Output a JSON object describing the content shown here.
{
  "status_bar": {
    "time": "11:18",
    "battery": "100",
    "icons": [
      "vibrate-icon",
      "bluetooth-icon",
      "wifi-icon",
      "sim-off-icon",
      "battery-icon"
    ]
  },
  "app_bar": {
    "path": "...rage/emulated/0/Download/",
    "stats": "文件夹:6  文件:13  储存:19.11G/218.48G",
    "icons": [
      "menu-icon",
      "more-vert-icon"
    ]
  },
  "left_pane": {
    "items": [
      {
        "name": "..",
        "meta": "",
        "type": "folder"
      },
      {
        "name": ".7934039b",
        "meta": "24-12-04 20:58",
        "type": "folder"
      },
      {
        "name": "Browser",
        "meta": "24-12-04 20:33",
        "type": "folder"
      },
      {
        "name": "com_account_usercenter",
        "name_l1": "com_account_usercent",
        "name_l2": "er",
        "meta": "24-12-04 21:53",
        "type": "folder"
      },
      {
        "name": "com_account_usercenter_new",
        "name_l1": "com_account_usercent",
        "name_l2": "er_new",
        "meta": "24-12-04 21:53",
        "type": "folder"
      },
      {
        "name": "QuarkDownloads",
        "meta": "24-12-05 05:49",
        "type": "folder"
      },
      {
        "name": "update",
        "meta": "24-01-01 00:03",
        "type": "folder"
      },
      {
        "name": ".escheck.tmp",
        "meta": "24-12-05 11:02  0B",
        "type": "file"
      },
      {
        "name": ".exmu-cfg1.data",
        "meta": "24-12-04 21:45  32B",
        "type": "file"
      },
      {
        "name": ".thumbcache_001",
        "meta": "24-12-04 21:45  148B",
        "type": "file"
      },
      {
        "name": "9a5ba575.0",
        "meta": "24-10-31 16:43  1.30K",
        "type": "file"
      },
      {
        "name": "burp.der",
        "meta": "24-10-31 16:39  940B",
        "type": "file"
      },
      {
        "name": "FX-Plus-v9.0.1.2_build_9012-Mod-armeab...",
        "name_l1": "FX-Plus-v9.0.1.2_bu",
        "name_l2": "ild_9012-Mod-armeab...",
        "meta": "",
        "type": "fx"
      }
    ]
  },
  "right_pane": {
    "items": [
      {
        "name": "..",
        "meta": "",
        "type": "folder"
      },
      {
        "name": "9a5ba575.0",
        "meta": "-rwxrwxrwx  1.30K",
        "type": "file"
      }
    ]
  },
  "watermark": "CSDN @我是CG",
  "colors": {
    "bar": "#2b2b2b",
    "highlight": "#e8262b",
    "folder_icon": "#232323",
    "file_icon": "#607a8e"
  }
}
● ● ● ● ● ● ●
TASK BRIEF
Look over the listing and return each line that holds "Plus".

YOUR RESPONSE
        "name": "FX-Plus-v9.0.1.2_build_9012-Mod-armeab...",
        "name_l1": "FX-Plus-v9.0.1.2_bu",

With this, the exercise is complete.